§ **INSTRUCTIONS FOR THE TASK**
Look through the data below and, wherever a line carries the word "Redes", please copy that line.

§ **DATA PROVIDED**
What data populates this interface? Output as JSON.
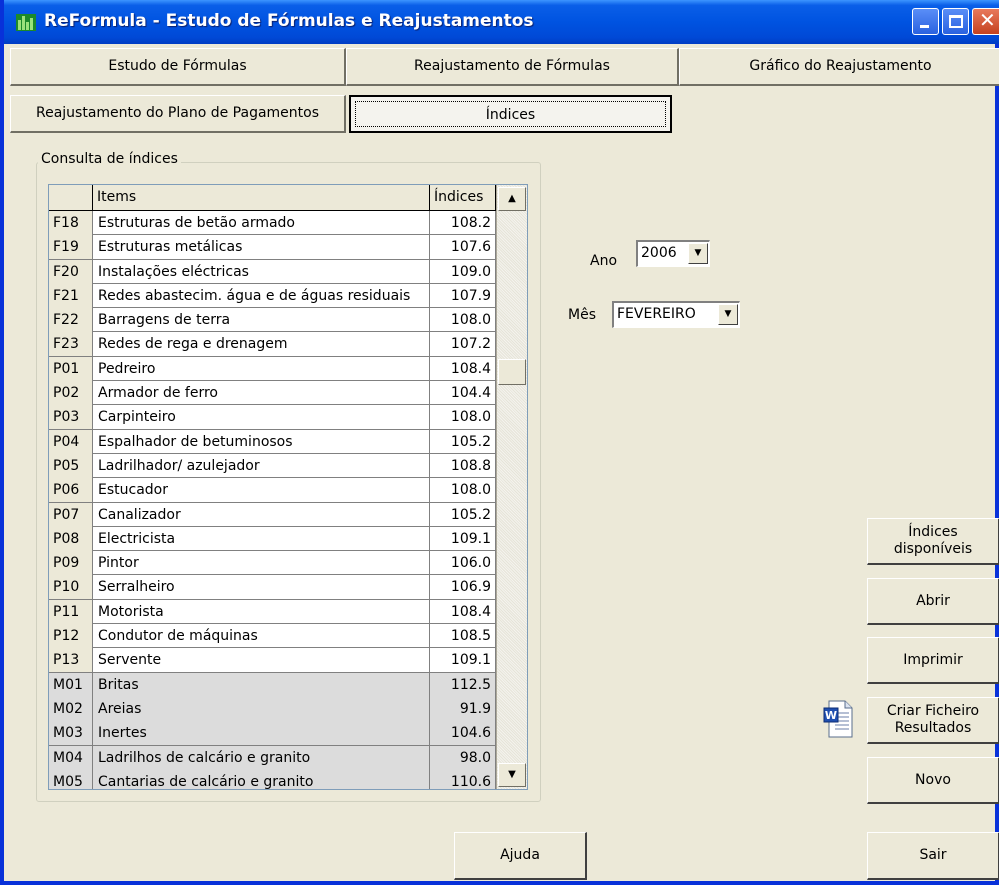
{
  "window": {
    "title": "ReFormula - Estudo de Fórmulas e Reajustamentos"
  },
  "tabs": [
    {
      "label": "Estudo de Fórmulas"
    },
    {
      "label": "Reajustamento de Fórmulas"
    },
    {
      "label": "Gráfico do Reajustamento"
    },
    {
      "label": "Reajustamento do Plano de Pagamentos"
    },
    {
      "label": "Índices"
    }
  ],
  "group": {
    "label": "Consulta de índices"
  },
  "grid": {
    "headers": {
      "code": "",
      "items": "Items",
      "values": "Índices"
    },
    "rows": [
      {
        "code": "F18",
        "item": "Estruturas de betão armado",
        "value": "108.2"
      },
      {
        "code": "F19",
        "item": "Estruturas metálicas",
        "value": "107.6"
      },
      {
        "code": "F20",
        "item": "Instalações eléctricas",
        "value": "109.0"
      },
      {
        "code": "F21",
        "item": "Redes abastecim. água e de águas residuais",
        "value": "107.9"
      },
      {
        "code": "F22",
        "item": "Barragens de terra",
        "value": "108.0"
      },
      {
        "code": "F23",
        "item": "Redes de rega e drenagem",
        "value": "107.2"
      },
      {
        "code": "P01",
        "item": "Pedreiro",
        "value": "108.4"
      },
      {
        "code": "P02",
        "item": "Armador de ferro",
        "value": "104.4"
      },
      {
        "code": "P03",
        "item": "Carpinteiro",
        "value": "108.0"
      },
      {
        "code": "P04",
        "item": "Espalhador de betuminosos",
        "value": "105.2"
      },
      {
        "code": "P05",
        "item": "Ladrilhador/ azulejador",
        "value": "108.8"
      },
      {
        "code": "P06",
        "item": "Estucador",
        "value": "108.0"
      },
      {
        "code": "P07",
        "item": "Canalizador",
        "value": "105.2"
      },
      {
        "code": "P08",
        "item": "Electricista",
        "value": "109.1"
      },
      {
        "code": "P09",
        "item": "Pintor",
        "value": "106.0"
      },
      {
        "code": "P10",
        "item": "Serralheiro",
        "value": "106.9"
      },
      {
        "code": "P11",
        "item": "Motorista",
        "value": "108.4"
      },
      {
        "code": "P12",
        "item": "Condutor de máquinas",
        "value": "108.5"
      },
      {
        "code": "P13",
        "item": "Servente",
        "value": "109.1"
      },
      {
        "code": "M01",
        "item": "Britas",
        "value": "112.5"
      },
      {
        "code": "M02",
        "item": "Areias",
        "value": "91.9"
      },
      {
        "code": "M03",
        "item": "Inertes",
        "value": "104.6"
      },
      {
        "code": "M04",
        "item": "Ladrilhos de calcário e granito",
        "value": "98.0"
      },
      {
        "code": "M05",
        "item": "Cantarias de calcário e granito",
        "value": "110.6"
      }
    ]
  },
  "filters": {
    "ano_label": "Ano",
    "ano_value": "2006",
    "mes_label": "Mês",
    "mes_value": "FEVEREIRO"
  },
  "buttons": {
    "indices_line1": "Índices",
    "indices_line2": "disponíveis",
    "abrir": "Abrir",
    "imprimir": "Imprimir",
    "criar_line1": "Criar Ficheiro",
    "criar_line2": "Resultados",
    "novo": "Novo",
    "ajuda": "Ajuda",
    "sair": "Sair"
  },
  "icons": {
    "app": "bar-chart-icon",
    "word_doc": "word-document-icon"
  },
  "colors": {
    "titlebar": "#0053e1",
    "window_bg": "#ece9d8",
    "material_rows": "#dcdcdc"
  }
}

§ **ANSWER BOX**
        "item": "Redes abastecim. água e de águas residuais",
        "item": "Redes de rega e drenagem",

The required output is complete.